How to Get Divorced in The Case of Inter-Religion Marriage?

Separation in India is absolutely not a simple strategy. The whole divorce process that begins from adapting up to emotional highs and lows to contesting for the divorce verdict for many months is certainly an extreme issue to get past. Before applying for divorce, you ought to know about the way that divorce process in India stretches for around a year and in some exclusive instances of dispute, it may go on for years. The long troubling procedure of divorce will be less demanding for you to deal with in case you have a strong determination to get the divorce.

Because of the presence of different religious beliefs in India, the Indian Judiciary has executed laws independently for couples with various religions.

People with Inter-Religion Marriages can File a Divorce Plea Under Special Marriage Act (1956).

Contested divorce plea is presented on the basis that is cited in the Act passed independently for different religions in India.

Divorce by mutual agreement must be chosen over the contested one as the process of getting a divorce mutually is easier than the other alternative. For a mutually consented divorce process in India, both the parties may resolve all sorts of disputes related to maintenance, children custody, etc.

Divorce by Mutual Consent

Under sec. 28 of the Act, which mainly deals with the provisions relating to getting a divorce with mutual agreement with regards to a marriage registered under this Act and/or solemnized, an appeal for mutual divorce can be filed to the District Court. Following are the key points that need to be well thought-out while applying for mutual consent divorce:

  1. An appeal for divorce should be filed in the District Court by both parties together.
  2. The petition should be on the grounds,

 (a) that both the parties have been living separately for one year or longer,

 (b) that they are incapable of living together and

 (c) that they’ve agreed mutually that they want a divorce.

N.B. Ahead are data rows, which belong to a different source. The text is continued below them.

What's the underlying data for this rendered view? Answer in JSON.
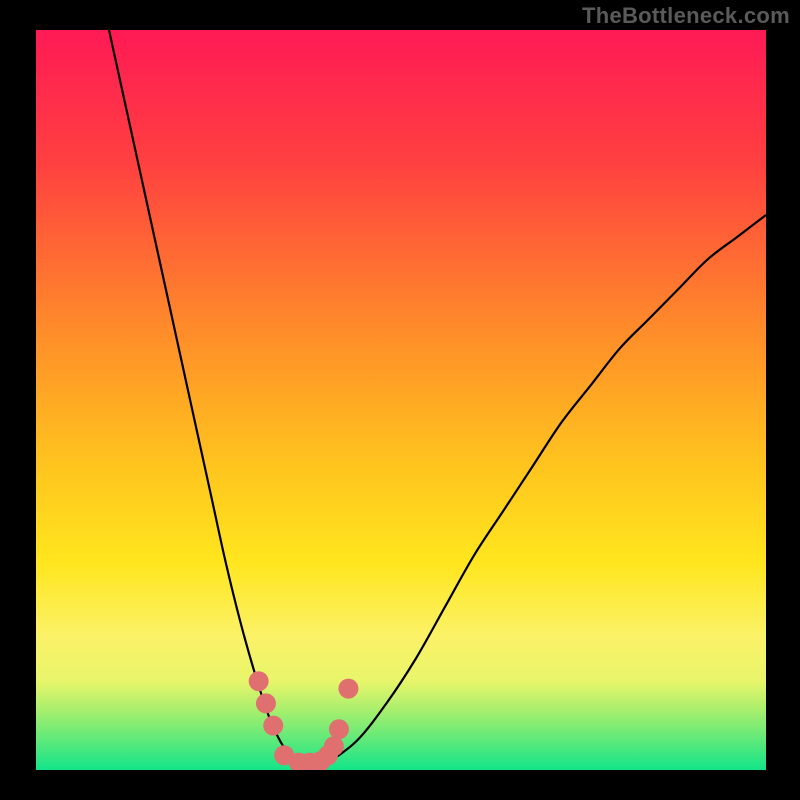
{
  "watermark": "TheBottleneck.com",
  "chart_data": {
    "type": "line",
    "title": "",
    "xlabel": "",
    "ylabel": "",
    "xlim": [
      0,
      100
    ],
    "ylim": [
      0,
      100
    ],
    "series": [
      {
        "name": "bottleneck-curve",
        "x": [
          10,
          12,
          14,
          16,
          18,
          20,
          22,
          24,
          26,
          28,
          30,
          32,
          34,
          36,
          38,
          40,
          44,
          48,
          52,
          56,
          60,
          64,
          68,
          72,
          76,
          80,
          84,
          88,
          92,
          96,
          100
        ],
        "y": [
          100,
          91,
          82,
          73,
          64,
          55,
          46,
          37,
          28,
          20,
          13,
          7,
          3,
          1,
          0,
          1,
          4,
          9,
          15,
          22,
          29,
          35,
          41,
          47,
          52,
          57,
          61,
          65,
          69,
          72,
          75
        ]
      }
    ],
    "markers": {
      "name": "highlight-points",
      "x": [
        30.5,
        31.5,
        32.5,
        34,
        36,
        37.5,
        39,
        40,
        40.8,
        41.5,
        42.8
      ],
      "y": [
        12,
        9,
        6,
        2,
        1,
        1,
        1.2,
        2,
        3.2,
        5.5,
        11
      ]
    },
    "background_bands": [
      {
        "y0": 0,
        "y1": 3,
        "color": "#12e58a"
      },
      {
        "y0": 3,
        "y1": 5,
        "color": "#5de97a"
      },
      {
        "y0": 5,
        "y1": 8,
        "color": "#a6ef6d"
      },
      {
        "y0": 8,
        "y1": 12,
        "color": "#e8f56a"
      },
      {
        "y0": 12,
        "y1": 18,
        "color": "#fbf268"
      }
    ],
    "gradient_stops": [
      {
        "offset": 0,
        "color": "#ff1a55"
      },
      {
        "offset": 18,
        "color": "#ff4040"
      },
      {
        "offset": 40,
        "color": "#ff8a2a"
      },
      {
        "offset": 58,
        "color": "#ffc21e"
      },
      {
        "offset": 72,
        "color": "#ffe61e"
      },
      {
        "offset": 82,
        "color": "#fbf268"
      },
      {
        "offset": 88,
        "color": "#e8f56a"
      },
      {
        "offset": 92,
        "color": "#a6ef6d"
      },
      {
        "offset": 96,
        "color": "#5de97a"
      },
      {
        "offset": 100,
        "color": "#12e58a"
      }
    ]
  }
}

  1. The petition may be presented only after one year from the date of entering the certificate of marriage in the Marriage Certificate Book. Nevertheless, relaxation might be offered in exceptional cases where excessive hardship is experienced by the divorce petitioner or in cases of the awful immorality of the respondent.
  2. The divorce petition by mutual agreement might be filled in a District Court where either,

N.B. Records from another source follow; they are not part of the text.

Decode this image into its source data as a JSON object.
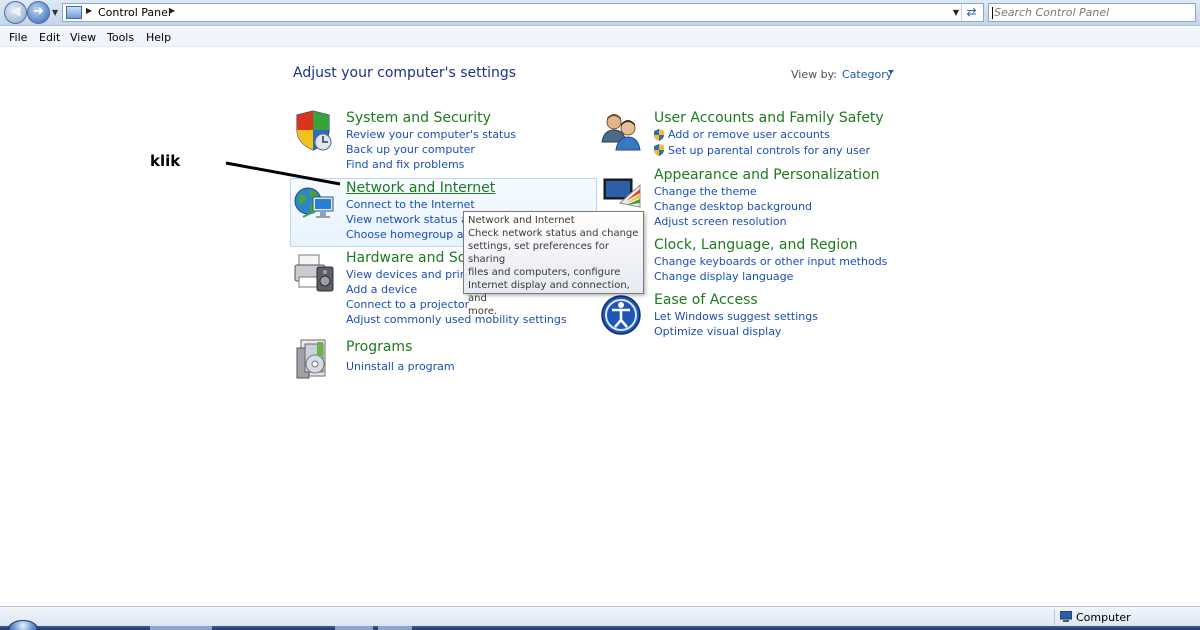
{
  "address_bar": {
    "breadcrumb": "Control Panel",
    "search_placeholder": "Search Control Panel"
  },
  "menu": [
    "File",
    "Edit",
    "View",
    "Tools",
    "Help"
  ],
  "content": {
    "heading": "Adjust your computer's settings",
    "view_by_label": "View by:",
    "view_by_value": "Category"
  },
  "categories": {
    "system_security": {
      "title": "System and Security",
      "links": [
        "Review your computer's status",
        "Back up your computer",
        "Find and fix problems"
      ]
    },
    "network_internet": {
      "title": "Network and Internet",
      "links": [
        "Connect to the Internet",
        "View network status and t",
        "Choose homegroup and"
      ]
    },
    "hardware_sound": {
      "title": "Hardware and Sour",
      "links": [
        "View devices and printers",
        "Add a device",
        "Connect to a projector",
        "Adjust commonly used mobility settings"
      ]
    },
    "programs": {
      "title": "Programs",
      "links": [
        "Uninstall a program"
      ]
    },
    "user_accounts": {
      "title": "User Accounts and Family Safety",
      "links": [
        "Add or remove user accounts",
        "Set up parental controls for any user"
      ]
    },
    "appearance": {
      "title": "Appearance and Personalization",
      "links": [
        "Change the theme",
        "Change desktop background",
        "Adjust screen resolution"
      ]
    },
    "clock_language": {
      "title": "Clock, Language, and Region",
      "links": [
        "Change keyboards or other input methods",
        "Change display language"
      ]
    },
    "ease_access": {
      "title": "Ease of Access",
      "links": [
        "Let Windows suggest settings",
        "Optimize visual display"
      ]
    }
  },
  "tooltip": {
    "title": "Network and Internet",
    "body_lines": [
      "Check network status and change",
      "settings, set preferences for sharing",
      "files and computers, configure",
      "Internet display and connection, and",
      "more."
    ]
  },
  "annotation": {
    "text": "klik"
  },
  "status_bar": {
    "location": "Computer"
  },
  "colors": {
    "category_title": "#1e7a1e",
    "link": "#1a4fb5",
    "heading": "#1e3287"
  },
  "icons": {
    "system_security": "shield-icon",
    "network_internet": "globe-network-icon",
    "hardware_sound": "printer-icon",
    "programs": "programs-box-icon",
    "user_accounts": "users-icon",
    "appearance": "monitor-palette-icon",
    "clock_language": "clock-globe-icon",
    "ease_access": "ease-of-access-icon"
  }
}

(a) this marriage had been solemnized,

(b) the respondent lives, or if the wife petitioned for divorce, where she’s staying,

(c) both the parties last lived together, or

(d) the petitioner lives, if the respondent is living outside the region to which the Act is applicable.

  1. Between 6 months after, and within 18 months of, the day of petition presentation seeking divorce by mutual consent, both parties must make a motion together seeking a grant of a decree of divorce.
  2. Before passing a decree of divorce, the Court considers the following, among other aspects:

(a) that the divorce appeal has not been revoked so far,

(b) that the marriage was solemnized under the Special Marriage Act,

(c) that all the averments mentioned in the plea are correct,

(d) that agreement for divorce hasn’t been attained by fraud force or any other unjustified manipulation

(e) that there hasn’t been any improper or unnecessary interruption in starting the court proceedings.

Thus, we can say that the provisions and the procedure for obtaining a divorce by mutual consent under the Special Marriage Act are fairly simple and straightforward. Seeking advice from a legal advisor is highly important to simplify your case.